Data extract
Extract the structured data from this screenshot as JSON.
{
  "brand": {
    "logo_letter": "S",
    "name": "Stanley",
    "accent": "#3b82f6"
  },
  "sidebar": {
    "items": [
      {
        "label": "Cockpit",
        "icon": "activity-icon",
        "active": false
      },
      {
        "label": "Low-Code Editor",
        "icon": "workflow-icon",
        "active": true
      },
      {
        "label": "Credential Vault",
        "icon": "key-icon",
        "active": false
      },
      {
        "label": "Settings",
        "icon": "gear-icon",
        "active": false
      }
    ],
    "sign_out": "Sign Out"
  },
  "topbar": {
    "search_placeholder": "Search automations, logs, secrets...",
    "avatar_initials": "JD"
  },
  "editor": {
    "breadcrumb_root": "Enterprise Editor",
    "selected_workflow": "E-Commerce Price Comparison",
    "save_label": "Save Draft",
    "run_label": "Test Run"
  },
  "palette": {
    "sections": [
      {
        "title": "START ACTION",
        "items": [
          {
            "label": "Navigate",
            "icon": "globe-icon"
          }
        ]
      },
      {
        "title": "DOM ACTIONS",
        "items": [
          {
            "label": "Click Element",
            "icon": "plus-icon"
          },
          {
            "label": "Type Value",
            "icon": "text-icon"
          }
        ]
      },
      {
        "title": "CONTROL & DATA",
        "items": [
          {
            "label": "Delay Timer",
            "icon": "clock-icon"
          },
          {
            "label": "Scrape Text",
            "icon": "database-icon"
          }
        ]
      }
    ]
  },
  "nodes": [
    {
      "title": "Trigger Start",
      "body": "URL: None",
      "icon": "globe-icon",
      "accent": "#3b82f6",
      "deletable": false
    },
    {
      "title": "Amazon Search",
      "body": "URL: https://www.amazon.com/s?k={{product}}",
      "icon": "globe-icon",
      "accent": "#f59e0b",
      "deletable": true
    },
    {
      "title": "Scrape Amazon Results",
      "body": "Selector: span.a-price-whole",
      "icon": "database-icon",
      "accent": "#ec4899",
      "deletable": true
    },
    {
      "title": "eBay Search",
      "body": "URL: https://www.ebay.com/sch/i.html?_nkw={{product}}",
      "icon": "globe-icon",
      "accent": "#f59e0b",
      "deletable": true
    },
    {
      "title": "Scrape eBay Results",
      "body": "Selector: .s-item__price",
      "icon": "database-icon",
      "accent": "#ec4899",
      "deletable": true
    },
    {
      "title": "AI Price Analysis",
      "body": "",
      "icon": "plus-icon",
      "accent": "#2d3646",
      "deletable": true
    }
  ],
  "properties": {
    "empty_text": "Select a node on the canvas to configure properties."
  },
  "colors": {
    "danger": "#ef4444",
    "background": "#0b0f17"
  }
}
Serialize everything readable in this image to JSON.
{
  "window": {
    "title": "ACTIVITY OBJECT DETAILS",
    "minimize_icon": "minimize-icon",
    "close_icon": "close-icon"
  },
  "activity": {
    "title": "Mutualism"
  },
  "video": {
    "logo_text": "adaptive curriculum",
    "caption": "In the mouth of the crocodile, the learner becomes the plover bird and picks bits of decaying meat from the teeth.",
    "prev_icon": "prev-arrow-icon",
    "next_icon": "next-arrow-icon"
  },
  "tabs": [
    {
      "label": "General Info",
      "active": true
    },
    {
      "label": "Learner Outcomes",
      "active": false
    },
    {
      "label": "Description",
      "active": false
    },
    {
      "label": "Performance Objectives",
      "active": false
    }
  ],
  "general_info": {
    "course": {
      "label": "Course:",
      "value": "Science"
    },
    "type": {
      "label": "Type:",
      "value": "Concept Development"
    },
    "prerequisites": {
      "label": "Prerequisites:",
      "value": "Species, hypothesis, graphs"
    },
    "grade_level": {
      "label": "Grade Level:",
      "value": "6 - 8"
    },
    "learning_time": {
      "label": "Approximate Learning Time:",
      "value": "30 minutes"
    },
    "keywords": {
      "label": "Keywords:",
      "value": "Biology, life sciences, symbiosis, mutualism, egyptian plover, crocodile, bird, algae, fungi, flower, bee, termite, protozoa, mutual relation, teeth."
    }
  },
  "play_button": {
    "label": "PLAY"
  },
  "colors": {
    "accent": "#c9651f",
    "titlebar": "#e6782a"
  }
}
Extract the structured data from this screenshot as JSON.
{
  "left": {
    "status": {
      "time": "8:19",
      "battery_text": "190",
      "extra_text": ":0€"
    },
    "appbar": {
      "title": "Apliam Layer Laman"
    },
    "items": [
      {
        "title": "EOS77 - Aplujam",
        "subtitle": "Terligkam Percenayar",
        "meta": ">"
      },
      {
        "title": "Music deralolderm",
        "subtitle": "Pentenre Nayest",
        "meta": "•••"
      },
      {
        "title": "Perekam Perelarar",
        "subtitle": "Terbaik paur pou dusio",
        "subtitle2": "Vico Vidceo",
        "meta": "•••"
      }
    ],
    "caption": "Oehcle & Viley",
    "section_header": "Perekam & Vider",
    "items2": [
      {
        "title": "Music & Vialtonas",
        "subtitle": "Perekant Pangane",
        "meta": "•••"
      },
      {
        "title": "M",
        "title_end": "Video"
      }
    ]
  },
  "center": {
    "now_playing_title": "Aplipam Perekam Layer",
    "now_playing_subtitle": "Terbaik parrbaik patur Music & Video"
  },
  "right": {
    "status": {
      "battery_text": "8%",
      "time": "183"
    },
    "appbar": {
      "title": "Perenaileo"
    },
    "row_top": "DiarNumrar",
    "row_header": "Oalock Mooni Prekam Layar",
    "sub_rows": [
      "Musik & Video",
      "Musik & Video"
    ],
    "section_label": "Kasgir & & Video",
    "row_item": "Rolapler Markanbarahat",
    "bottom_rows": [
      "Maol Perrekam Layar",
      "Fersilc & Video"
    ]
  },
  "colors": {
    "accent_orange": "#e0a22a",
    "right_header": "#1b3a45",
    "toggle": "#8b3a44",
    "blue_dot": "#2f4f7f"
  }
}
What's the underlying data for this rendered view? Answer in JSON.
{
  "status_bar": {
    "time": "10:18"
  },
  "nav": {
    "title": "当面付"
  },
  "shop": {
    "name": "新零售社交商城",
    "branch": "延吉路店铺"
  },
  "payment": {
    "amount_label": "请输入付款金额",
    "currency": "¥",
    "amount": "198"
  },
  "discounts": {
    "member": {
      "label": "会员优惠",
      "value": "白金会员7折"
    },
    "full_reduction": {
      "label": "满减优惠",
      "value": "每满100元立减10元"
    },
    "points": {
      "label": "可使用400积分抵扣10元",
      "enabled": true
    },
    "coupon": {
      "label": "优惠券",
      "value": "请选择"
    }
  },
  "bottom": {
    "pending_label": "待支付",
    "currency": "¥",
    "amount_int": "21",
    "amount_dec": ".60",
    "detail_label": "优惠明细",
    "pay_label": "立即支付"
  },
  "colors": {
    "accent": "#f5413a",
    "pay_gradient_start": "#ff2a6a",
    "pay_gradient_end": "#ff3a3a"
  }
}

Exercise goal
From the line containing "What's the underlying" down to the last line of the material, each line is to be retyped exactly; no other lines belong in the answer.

Task output
What's the underlying data for this rendered view? Answer in JSON.
{
  "status_bar": {
    "time": "10:18"
  },
  "nav": {
    "title": "当面付"
  },
  "shop": {
    "name": "新零售社交商城",
    "branch": "延吉路店铺"
  },
  "payment": {
    "amount_label": "请输入付款金额",
    "currency": "¥",
    "amount": "198"
  },
  "discounts": {
    "member": {
      "label": "会员优惠",
      "value": "白金会员7折"
    },
    "full_reduction": {
      "label": "满减优惠",
      "value": "每满100元立减10元"
    },
    "points": {
      "label": "可使用400积分抵扣10元",
      "enabled": true
    },
    "coupon": {
      "label": "优惠券",
      "value": "请选择"
    }
  },
  "bottom": {
    "pending_label": "待支付",
    "currency": "¥",
    "amount_int": "21",
    "amount_dec": ".60",
    "detail_label": "优惠明细",
    "pay_label": "立即支付"
  },
  "colors": {
    "accent": "#f5413a",
    "pay_gradient_start": "#ff2a6a",
    "pay_gradient_end": "#ff3a3a"
  }
}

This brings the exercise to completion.